As the Eighth Circuit Court of Appeals stated in addressing the adequacy of notice of a hearing to review the compromise of a class action,
[d]ue process requires that notice of a hearing . . . be structured in terms of content in a manner that enables class members rationally to decide whether they should intervene . . . or otherwise make their views known, and if they choose to become actively involved, to have sufficient opportunity to prepare their position.
Reynolds v. National Football League, 584 F.2d 280, 285 (8th Cir. 1978); accord Marshall v. Holiday Magic, Inc., 550 F.2d 1173, 1177 (9th Cir. 1977) ("Notice in a class suit must present a fair recital of the subject matter and proposed terms. . . ."); see Manual for Complex Litigation, Second, § 30.21 at 220-21 (1985) ("The notice [of class certification] should be accurate, balanced in tone, and understandable by the typical member of the class.").
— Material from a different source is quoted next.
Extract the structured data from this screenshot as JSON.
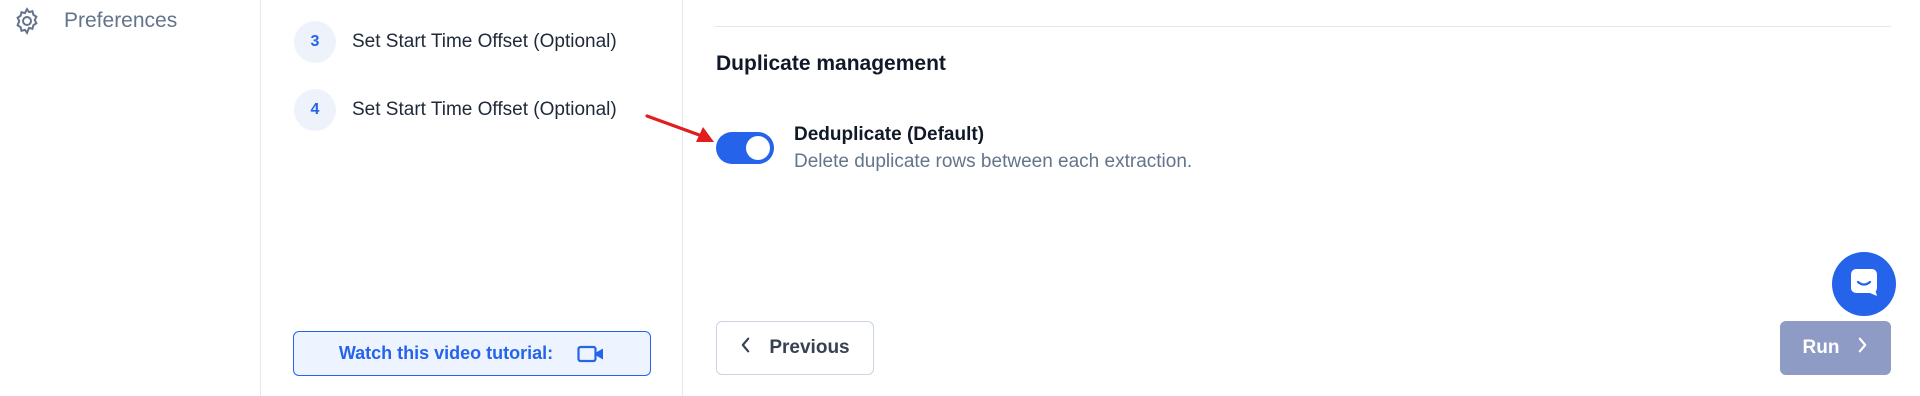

Whether notice presents a fair recital of the proposed action is somewhat a function of its method of delivery. A person is far more likely to consult an attorney when he receives personal notice in the mail than when he happens upon a blurb in a newspaper directed to a broad class. Thus where notice is given solely by publication, its content cannot be considered adequate solely because an attorney can discern its meaning.
The content of the Trustee's notice falls well below that necessary to fairly recite the drastic nature of the relief requested by the Trustee. As this action appears to be the first reported case of a nunc pro tunc consolidation, the retroactive effect sought and obtained by the Trustee was surely not a "necessary corollary" of the action noticed. The obscurity of the notice is compounded by the special circumstances: a party whose attorney divined the possibility would be forced to choose between challenging the nunc pro tunc feature, at the price of alerting the Trustee to the possible preference claim, and letting it pass. Such a dilemma may not be imposed without considerably greater clarity than was afforded here. Because the Trustee's notice was inadequate to apprise the typical prospective party in interest that the consolidation sought was to be given retroactive effect, we hold that Midland-Ross is not barred from objecting to the nunc pro tunc feature of the consolidation order.
The cases cited supra at 14 n. 8 all occurred after the Bankruptcy Court's decision in this case.
Our holding here is quite consistent with Southern Industrial Banking Corp. v. Anderson, 66 B.R. 349, 359-361 (Bankr.E.D.Tenn. 1986). That case holds that the word "creditors," as used in the notice provisions of Bankruptcy Rules 2002(b) and 3017(d), does not encompass holders of possible preferences who may later be transformed into creditors by successful assertion of a preference theory, and indeed finds that any such view would be inconsistent with the structure of the Bankruptcy Code. Southern Industrial Banking Corp. explicitly leaves open whether there might be circumstances where lack of notice of particular bankruptcy proceedings would constitutionally bar successful assertion of a preference. See id. at 359 n. 14, 361.
The case is remanded to the Bankruptcy Court for entry of summary judgment in favor of Midland-Ross in accordance with this opinion.